The necessity of identity assessment of animal intestinal cell lines: A case report

Cytotechnology. 2012 Aug;64(4):373-8. doi: 10.1007/s10616-011-9420-3. Epub 2011 Dec 23.

Abstract

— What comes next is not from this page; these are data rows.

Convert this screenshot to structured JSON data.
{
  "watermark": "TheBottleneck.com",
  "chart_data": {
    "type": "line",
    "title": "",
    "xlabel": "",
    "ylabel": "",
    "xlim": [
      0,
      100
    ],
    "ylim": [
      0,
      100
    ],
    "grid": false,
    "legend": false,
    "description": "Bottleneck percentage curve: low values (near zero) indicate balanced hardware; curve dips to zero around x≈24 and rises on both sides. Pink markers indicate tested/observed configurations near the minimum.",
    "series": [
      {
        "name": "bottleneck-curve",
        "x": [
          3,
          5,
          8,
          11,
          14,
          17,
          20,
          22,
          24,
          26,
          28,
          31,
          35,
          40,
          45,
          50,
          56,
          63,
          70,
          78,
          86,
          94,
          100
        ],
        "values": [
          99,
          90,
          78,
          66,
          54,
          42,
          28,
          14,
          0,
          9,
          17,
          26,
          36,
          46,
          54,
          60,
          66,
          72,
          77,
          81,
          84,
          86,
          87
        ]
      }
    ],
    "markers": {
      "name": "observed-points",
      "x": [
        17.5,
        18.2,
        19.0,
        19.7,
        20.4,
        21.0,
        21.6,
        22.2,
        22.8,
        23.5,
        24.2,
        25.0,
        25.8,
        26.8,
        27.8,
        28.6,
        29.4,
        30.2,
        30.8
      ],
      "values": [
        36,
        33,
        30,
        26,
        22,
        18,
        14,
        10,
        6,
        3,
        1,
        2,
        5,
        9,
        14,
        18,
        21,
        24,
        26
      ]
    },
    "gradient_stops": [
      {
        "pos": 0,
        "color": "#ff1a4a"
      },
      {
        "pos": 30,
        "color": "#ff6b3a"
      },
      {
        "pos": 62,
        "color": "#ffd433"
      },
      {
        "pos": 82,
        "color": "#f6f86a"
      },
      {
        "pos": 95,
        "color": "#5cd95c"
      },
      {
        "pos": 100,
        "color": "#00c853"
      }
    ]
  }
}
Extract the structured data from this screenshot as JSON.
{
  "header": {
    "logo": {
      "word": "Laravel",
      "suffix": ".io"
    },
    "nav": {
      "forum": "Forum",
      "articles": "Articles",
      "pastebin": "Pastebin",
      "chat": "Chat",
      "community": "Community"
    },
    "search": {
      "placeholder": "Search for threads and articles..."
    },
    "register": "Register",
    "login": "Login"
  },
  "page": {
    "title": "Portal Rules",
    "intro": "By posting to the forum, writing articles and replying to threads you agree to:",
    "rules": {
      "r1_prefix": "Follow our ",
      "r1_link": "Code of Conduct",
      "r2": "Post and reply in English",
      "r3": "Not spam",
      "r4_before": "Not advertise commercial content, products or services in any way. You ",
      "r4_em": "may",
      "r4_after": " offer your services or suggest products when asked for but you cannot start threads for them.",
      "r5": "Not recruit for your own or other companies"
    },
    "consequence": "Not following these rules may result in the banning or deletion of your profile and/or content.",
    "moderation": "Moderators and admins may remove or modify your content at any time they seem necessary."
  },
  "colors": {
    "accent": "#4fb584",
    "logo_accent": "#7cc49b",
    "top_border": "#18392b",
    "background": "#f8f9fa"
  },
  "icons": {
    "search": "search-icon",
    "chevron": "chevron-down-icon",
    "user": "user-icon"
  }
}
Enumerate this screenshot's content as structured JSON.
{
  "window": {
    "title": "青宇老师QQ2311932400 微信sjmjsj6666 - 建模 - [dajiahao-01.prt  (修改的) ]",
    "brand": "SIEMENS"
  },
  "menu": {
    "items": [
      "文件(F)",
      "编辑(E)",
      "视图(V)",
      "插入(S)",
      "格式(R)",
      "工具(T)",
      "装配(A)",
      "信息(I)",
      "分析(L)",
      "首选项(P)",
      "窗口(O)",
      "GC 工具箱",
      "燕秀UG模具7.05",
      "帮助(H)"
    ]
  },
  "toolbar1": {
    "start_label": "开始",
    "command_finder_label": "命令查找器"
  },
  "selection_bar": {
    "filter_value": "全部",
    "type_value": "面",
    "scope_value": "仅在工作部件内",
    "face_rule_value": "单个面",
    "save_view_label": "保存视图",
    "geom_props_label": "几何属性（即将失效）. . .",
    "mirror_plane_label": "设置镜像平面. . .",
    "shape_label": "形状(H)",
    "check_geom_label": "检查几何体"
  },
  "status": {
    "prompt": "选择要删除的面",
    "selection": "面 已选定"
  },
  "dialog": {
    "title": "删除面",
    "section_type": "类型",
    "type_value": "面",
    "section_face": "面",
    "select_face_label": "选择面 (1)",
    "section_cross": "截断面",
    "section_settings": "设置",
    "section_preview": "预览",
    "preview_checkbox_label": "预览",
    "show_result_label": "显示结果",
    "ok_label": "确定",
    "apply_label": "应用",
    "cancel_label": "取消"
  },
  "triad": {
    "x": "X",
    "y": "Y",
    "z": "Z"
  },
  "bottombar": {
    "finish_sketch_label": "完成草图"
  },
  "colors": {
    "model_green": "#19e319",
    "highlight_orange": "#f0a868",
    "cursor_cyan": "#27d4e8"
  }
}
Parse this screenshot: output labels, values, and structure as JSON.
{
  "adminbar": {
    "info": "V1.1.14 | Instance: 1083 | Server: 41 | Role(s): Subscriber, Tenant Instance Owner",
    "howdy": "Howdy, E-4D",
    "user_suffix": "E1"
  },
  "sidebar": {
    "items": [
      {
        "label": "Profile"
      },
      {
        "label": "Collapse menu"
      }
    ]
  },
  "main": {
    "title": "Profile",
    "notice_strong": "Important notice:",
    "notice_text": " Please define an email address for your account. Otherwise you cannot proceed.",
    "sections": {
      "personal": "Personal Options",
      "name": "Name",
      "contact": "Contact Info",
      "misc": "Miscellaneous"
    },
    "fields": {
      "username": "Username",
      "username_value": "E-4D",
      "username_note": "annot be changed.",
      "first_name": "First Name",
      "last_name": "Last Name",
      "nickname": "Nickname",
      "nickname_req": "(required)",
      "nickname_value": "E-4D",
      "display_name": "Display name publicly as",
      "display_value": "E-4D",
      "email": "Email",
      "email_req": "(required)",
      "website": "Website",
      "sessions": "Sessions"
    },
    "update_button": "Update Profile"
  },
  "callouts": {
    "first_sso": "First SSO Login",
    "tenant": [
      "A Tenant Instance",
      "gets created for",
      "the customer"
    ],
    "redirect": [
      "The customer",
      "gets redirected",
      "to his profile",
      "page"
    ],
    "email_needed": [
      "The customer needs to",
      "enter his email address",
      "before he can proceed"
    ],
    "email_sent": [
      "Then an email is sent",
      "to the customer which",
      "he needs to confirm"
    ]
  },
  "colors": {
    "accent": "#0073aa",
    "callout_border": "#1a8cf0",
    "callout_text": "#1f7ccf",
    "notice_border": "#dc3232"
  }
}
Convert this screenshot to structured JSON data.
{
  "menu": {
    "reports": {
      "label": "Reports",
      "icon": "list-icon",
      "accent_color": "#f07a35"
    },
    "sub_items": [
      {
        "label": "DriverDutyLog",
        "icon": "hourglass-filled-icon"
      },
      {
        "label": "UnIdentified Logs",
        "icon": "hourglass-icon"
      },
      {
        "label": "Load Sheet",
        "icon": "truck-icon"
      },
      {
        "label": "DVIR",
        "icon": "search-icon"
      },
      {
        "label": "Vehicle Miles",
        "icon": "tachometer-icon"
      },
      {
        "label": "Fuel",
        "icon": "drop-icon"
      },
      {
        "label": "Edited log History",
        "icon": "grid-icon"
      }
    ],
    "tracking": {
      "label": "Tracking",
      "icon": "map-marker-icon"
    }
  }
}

Eight intestinal cell lines, established from different animal species were submitted to DSMZ (German Collection of Microorganisms and Cell Cultures) in order to analyze their species of origin and their microbial contamination. Species identity was determined by PCR targeting mitochondrial genes and hence confirmed by sequencing the amplified PCR products. For three cell lines (CIEB, CLAB, PSI-1) we confirmed the species identity, whereas the species of origin of the three other cell lines (B6, B10XI and IPEC) was not the expected one: B6 and B10XI cells, which were supposed to be of chicken origin were identified as porcine cells. IPEC, allegedly a sub clone of the well-known porcine intestinal cell line IPEC-J2, was of bovine instead of porcine origin. However, two further IPEC-clones, namely IPEC-1 and IPEC-J2, provided by another source were shown to be derived from the correct species (i.e. pig). Furthermore, six out of these eight cell lines turned out to be highly contaminated with mycoplasma. Alerted by this high incidence of infected and false specified cell lines, we feel obliged to inform all those working with animal intestinal cell lines and we strongly recommend verifying the species identity before using them. Also, the presence of mycoplasma should be tested when taking the cells in culture for the first time, and this mycoplasma control should be repeated at regular time intervals (e.g. every 4 weeks).